He said he remained proud of what the council had achieved over the last five years, including the poverty commission, increased housing provision and improvements to public transport. But he added: “I also feel that this city has been held back by parties, including my own, seeking to use the council as a platform for arguments at other levels of government. If we are all honest with ourselves, we have to admit this has frustrated progress for our city.
"Again, if we are honest, there is more we agree on than we disagree. We all want a city where everyone has opportunity, access to good education, green spaces open to all, services delivered efficiently and effectively, amenities to help those most vulnerable and in need and a city that makes contribution to delivering net zero.
“But a system that seeks to cleave councillors into two groups – those in and those out of administration – promotes division not consensus. It means good ideas get ignored because they come from the wrong quarter. Which is why I would like to explore the possibility of sharing power across parties in the chamber and changing how the council conducts business to foster consensus as the way forward."

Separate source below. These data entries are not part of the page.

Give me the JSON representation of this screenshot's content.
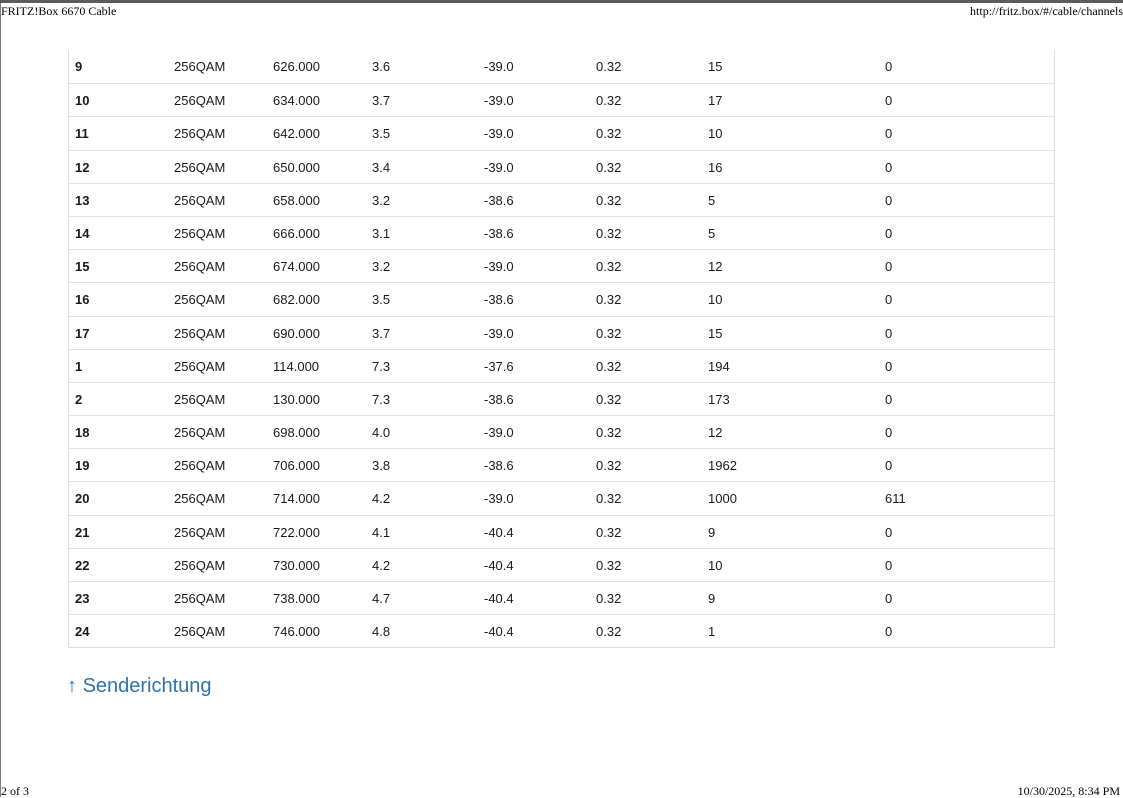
{
  "print_header": {
    "title": "FRITZ!Box 6670 Cable",
    "url": "http://fritz.box/#/cable/channels"
  },
  "print_footer": {
    "page": "2 of 3",
    "datetime": "10/30/2025, 8:34 PM"
  },
  "channel_table": {
    "rows": [
      [
        "9",
        "256QAM",
        "626.000",
        "3.6",
        "-39.0",
        "0.32",
        "15",
        "0"
      ],
      [
        "10",
        "256QAM",
        "634.000",
        "3.7",
        "-39.0",
        "0.32",
        "17",
        "0"
      ],
      [
        "11",
        "256QAM",
        "642.000",
        "3.5",
        "-39.0",
        "0.32",
        "10",
        "0"
      ],
      [
        "12",
        "256QAM",
        "650.000",
        "3.4",
        "-39.0",
        "0.32",
        "16",
        "0"
      ],
      [
        "13",
        "256QAM",
        "658.000",
        "3.2",
        "-38.6",
        "0.32",
        "5",
        "0"
      ],
      [
        "14",
        "256QAM",
        "666.000",
        "3.1",
        "-38.6",
        "0.32",
        "5",
        "0"
      ],
      [
        "15",
        "256QAM",
        "674.000",
        "3.2",
        "-39.0",
        "0.32",
        "12",
        "0"
      ],
      [
        "16",
        "256QAM",
        "682.000",
        "3.5",
        "-38.6",
        "0.32",
        "10",
        "0"
      ],
      [
        "17",
        "256QAM",
        "690.000",
        "3.7",
        "-39.0",
        "0.32",
        "15",
        "0"
      ],
      [
        "1",
        "256QAM",
        "114.000",
        "7.3",
        "-37.6",
        "0.32",
        "194",
        "0"
      ],
      [
        "2",
        "256QAM",
        "130.000",
        "7.3",
        "-38.6",
        "0.32",
        "173",
        "0"
      ],
      [
        "18",
        "256QAM",
        "698.000",
        "4.0",
        "-39.0",
        "0.32",
        "12",
        "0"
      ],
      [
        "19",
        "256QAM",
        "706.000",
        "3.8",
        "-38.6",
        "0.32",
        "1962",
        "0"
      ],
      [
        "20",
        "256QAM",
        "714.000",
        "4.2",
        "-39.0",
        "0.32",
        "1000",
        "611"
      ],
      [
        "21",
        "256QAM",
        "722.000",
        "4.1",
        "-40.4",
        "0.32",
        "9",
        "0"
      ],
      [
        "22",
        "256QAM",
        "730.000",
        "4.2",
        "-40.4",
        "0.32",
        "10",
        "0"
      ],
      [
        "23",
        "256QAM",
        "738.000",
        "4.7",
        "-40.4",
        "0.32",
        "9",
        "0"
      ],
      [
        "24",
        "256QAM",
        "746.000",
        "4.8",
        "-40.4",
        "0.32",
        "1",
        "0"
      ]
    ]
  },
  "section_link": {
    "arrow": "↑",
    "label": "Senderichtung"
  },
  "colors": {
    "link": "#2f73a8",
    "row_border": "#e2e2e2"
  }
}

He said he hoped the meeting on Saturday could explore whether other parties agreed with him and look at how structures and decision-making processes could be put in place to support a new approach.
He acknowledged his proposal might be “difficult and challenging”. “But I think the people of Edinburgh, as reflected by their votes at the election, want us to work together to create a better Edinburgh for all its citizens.”
Cllr Day told the Evening News he hoped a rainbow coalition would repair what top QC Susanne Tanner had highlighted in her report on the council’s culture as a toxic relationship between some councillors.
He said: “I'm saying to them, rather than deals behind the scenes, let's have a frank open discussion on whether there’s an alternative way to do this. If it could be that idea of a rainbow coalition that brings all parties together to get the best for the city, that's better for all of us.”